Lettuce is botanically classified as Lactuca sativa, with Lactuca coming from the Latin word for milk or milkiness (lacteus). Lettuces can become bitter as the weather gets warmer and as the plants begin to bolt. You can reduce bitterness by cutting your lettuce in the field and then dunking it in a tub of cool water. That's what I do, right out in the field and I will let it sit in the water for a few minutes before taking it out and shaking the water off of it. Be sure to shade your tub of cool water. This reduces the field heat and keeps the lettuce from wilting. When I get the lettuce home, I wash it in cool water and then spin dry it (salad spinner) and put it in the fridge. If you will leave lettuce like this in the fridge for a couple of days, a sweeter taste will return.

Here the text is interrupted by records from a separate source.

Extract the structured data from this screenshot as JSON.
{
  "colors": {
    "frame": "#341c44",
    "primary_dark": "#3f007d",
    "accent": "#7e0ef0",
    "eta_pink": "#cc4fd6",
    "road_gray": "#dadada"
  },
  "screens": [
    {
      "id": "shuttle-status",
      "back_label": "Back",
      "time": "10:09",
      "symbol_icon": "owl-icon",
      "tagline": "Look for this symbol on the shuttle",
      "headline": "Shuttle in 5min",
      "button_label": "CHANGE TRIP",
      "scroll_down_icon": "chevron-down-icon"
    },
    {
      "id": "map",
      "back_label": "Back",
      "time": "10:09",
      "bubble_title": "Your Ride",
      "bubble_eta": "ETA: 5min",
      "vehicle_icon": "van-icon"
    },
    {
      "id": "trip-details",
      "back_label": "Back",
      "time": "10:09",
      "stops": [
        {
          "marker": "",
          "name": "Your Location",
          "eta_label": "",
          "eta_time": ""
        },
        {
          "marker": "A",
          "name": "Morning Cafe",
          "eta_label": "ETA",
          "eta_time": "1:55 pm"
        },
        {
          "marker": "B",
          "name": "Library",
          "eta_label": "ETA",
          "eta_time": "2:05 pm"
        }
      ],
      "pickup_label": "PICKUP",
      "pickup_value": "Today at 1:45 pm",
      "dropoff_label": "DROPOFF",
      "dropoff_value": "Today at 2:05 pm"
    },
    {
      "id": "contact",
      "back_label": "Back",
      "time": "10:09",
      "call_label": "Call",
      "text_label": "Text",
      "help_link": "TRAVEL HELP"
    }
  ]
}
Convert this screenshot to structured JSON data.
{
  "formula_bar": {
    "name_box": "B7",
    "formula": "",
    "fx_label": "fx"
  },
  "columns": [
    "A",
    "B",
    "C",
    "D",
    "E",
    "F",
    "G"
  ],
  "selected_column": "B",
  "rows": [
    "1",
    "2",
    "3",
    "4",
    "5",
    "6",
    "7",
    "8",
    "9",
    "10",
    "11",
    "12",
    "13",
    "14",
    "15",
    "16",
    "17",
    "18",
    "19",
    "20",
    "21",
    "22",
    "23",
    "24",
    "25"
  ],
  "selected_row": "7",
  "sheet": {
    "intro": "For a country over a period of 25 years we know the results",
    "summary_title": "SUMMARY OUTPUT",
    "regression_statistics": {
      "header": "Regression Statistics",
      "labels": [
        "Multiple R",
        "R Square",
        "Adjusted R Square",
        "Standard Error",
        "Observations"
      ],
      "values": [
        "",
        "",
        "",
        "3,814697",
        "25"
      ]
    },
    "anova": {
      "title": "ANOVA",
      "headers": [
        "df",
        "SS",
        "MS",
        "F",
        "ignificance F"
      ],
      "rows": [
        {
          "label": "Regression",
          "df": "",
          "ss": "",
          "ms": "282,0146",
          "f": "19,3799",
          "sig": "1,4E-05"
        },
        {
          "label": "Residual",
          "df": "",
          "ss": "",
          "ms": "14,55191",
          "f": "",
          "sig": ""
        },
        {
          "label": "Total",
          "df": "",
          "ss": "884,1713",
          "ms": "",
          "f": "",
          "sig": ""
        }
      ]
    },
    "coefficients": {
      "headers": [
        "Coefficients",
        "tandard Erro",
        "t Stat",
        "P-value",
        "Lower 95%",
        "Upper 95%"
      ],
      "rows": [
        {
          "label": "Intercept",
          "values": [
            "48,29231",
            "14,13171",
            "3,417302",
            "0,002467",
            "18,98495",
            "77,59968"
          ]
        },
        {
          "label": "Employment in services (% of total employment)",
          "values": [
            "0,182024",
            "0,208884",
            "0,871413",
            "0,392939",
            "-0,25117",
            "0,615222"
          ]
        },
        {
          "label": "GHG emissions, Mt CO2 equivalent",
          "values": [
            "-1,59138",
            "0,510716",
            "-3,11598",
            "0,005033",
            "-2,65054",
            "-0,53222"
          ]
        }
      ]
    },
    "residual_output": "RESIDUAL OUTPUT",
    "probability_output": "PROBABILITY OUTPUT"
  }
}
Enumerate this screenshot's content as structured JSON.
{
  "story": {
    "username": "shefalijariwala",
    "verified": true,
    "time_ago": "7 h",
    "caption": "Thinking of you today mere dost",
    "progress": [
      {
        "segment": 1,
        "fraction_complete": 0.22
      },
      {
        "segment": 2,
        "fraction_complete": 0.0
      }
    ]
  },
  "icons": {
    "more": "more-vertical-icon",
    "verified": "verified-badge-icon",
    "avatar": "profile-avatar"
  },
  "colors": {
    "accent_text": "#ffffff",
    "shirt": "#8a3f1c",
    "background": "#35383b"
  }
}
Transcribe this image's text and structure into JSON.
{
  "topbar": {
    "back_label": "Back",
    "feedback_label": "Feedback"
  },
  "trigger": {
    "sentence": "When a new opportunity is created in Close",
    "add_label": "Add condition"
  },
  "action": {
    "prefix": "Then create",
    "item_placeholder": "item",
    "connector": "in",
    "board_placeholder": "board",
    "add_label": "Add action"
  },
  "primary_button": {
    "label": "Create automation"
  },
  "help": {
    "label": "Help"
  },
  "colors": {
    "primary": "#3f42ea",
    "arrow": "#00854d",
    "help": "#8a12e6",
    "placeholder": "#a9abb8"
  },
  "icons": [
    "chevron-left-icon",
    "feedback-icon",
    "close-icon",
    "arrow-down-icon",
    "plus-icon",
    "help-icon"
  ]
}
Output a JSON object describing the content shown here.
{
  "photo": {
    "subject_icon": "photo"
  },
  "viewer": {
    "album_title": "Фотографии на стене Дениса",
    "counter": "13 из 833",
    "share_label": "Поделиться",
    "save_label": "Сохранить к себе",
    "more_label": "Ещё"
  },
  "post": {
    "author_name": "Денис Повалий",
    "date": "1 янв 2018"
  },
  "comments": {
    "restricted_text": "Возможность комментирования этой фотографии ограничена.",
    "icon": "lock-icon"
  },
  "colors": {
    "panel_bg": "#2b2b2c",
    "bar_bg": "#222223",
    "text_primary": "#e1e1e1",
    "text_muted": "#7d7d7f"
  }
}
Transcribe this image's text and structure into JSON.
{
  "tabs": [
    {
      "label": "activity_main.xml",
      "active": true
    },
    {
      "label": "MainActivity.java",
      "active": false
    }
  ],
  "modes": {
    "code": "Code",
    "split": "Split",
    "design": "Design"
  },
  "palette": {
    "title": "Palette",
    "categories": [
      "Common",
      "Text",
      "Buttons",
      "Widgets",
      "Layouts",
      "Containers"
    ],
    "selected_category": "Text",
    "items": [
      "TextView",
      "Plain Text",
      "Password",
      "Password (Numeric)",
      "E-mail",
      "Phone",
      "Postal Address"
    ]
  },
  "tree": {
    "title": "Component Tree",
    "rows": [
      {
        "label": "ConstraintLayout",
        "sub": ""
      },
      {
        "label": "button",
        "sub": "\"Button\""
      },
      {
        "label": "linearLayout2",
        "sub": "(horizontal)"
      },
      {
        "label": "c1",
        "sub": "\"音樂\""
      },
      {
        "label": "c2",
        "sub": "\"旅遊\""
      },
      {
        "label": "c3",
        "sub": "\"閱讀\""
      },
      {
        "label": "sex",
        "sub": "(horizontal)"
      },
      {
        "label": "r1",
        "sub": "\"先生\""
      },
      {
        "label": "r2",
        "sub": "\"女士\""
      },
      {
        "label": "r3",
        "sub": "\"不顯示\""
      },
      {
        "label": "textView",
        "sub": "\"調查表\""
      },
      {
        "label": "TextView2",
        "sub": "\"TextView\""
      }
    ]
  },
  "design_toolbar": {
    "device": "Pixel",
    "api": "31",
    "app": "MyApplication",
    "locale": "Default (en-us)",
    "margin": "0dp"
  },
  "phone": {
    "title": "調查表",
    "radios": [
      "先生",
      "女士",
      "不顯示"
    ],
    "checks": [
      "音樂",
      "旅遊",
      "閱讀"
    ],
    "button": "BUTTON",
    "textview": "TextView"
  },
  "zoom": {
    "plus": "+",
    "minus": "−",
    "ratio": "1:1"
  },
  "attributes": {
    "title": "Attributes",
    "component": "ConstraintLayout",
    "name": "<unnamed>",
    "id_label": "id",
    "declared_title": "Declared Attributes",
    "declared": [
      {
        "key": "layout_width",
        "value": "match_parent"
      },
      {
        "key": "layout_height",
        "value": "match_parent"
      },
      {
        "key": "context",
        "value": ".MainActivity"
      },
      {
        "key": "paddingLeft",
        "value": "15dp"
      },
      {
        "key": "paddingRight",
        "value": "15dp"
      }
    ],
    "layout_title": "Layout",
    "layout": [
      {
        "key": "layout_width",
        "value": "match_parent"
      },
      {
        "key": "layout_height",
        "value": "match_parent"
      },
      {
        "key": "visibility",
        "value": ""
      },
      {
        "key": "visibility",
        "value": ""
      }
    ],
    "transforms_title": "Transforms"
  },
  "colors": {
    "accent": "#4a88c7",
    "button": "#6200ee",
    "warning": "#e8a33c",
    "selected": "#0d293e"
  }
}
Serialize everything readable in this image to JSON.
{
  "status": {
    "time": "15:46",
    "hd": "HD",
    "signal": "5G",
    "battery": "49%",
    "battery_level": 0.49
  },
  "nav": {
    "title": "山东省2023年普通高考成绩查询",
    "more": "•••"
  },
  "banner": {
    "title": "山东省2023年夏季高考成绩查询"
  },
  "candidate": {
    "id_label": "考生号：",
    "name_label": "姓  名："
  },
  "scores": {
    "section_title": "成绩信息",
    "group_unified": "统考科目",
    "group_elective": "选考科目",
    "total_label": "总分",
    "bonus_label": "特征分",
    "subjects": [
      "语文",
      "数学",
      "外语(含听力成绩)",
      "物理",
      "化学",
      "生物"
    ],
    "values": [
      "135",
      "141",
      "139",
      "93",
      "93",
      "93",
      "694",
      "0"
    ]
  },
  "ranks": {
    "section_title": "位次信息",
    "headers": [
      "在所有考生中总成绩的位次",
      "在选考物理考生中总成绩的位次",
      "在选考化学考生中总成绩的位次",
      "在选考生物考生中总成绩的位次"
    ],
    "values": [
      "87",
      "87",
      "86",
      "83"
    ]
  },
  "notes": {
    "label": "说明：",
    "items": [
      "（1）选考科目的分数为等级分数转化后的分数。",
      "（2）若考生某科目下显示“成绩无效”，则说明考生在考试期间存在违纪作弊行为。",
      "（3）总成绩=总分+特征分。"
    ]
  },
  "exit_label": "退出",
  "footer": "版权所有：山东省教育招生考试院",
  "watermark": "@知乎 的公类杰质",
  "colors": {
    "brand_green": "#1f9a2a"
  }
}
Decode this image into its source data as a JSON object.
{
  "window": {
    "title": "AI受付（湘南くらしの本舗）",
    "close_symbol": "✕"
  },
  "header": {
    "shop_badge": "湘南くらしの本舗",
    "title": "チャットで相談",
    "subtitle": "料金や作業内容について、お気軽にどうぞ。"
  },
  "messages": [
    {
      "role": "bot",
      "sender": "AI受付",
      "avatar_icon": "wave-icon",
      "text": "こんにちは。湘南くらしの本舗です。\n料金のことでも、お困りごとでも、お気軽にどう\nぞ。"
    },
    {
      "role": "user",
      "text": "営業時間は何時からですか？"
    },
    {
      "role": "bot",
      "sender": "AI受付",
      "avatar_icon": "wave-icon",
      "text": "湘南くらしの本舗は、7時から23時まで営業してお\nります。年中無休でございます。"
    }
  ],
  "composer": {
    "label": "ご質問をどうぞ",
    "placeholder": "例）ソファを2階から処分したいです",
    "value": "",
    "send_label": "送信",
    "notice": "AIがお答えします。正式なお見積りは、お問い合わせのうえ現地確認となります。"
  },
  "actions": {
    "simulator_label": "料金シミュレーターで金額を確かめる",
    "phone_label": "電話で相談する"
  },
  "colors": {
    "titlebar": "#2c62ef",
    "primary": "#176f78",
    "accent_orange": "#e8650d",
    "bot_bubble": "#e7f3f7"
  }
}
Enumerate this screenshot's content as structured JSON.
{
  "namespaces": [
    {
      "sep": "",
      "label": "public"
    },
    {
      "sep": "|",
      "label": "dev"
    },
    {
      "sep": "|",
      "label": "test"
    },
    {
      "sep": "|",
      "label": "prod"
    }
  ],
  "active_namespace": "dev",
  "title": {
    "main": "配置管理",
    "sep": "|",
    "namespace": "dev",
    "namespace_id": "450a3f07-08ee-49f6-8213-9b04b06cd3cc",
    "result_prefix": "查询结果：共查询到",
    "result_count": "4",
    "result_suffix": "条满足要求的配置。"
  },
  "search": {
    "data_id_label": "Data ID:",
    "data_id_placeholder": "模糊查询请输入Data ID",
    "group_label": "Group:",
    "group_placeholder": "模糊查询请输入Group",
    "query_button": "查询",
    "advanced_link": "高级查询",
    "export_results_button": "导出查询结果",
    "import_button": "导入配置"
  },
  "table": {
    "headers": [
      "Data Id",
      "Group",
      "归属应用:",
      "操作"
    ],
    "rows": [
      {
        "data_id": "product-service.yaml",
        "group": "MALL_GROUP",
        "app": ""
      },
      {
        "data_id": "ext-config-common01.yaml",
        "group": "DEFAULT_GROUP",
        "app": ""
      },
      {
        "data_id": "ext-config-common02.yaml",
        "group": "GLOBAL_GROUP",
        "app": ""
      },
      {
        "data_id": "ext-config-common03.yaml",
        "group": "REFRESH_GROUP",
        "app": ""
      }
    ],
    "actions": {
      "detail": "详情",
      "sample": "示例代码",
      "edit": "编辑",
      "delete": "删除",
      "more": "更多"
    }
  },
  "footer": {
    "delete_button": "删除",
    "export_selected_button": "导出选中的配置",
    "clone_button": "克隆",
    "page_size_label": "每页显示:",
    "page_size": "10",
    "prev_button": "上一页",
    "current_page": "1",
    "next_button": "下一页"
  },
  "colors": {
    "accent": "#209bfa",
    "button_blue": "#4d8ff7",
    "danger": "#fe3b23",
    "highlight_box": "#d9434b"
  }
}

There are types of lettuce that are better for summertime and warmer temperatures such as Jericho (an Israeli cultivar), Summertime and the Oakleaves (red oak leaf, green oakleaf). These lettuces are more tolerant of hot weather and are slow to bolt in the summer heat. You can also shade your lettuce or plant where the lettuce will get afternoon shade to reduce the risk of bolting and bitterness.


Posts : 156
Join date : 2011-05-25
Location : Cincinnati, Ohio

View user profile

Back to top Go down

Re: Extending the Lettuce Season

Post  quiltbea on 6/23/2011, 9:00 am

Thanks, I didn't know about dunking it in cold water immediately to improve flavor.

I use cheesecloth over my lettuces to reduce the amt of sunlight a bit. It seems to help.

In the coldframe.


Female Posts : 4613
Join date : 2010-03-21
Age : 74
Location : Southwestern Maine Zone 5A

View user profile

Back to top Go down

View previous topic View next topic Back to top

Permissions in this forum:
You cannot reply to topics in this forum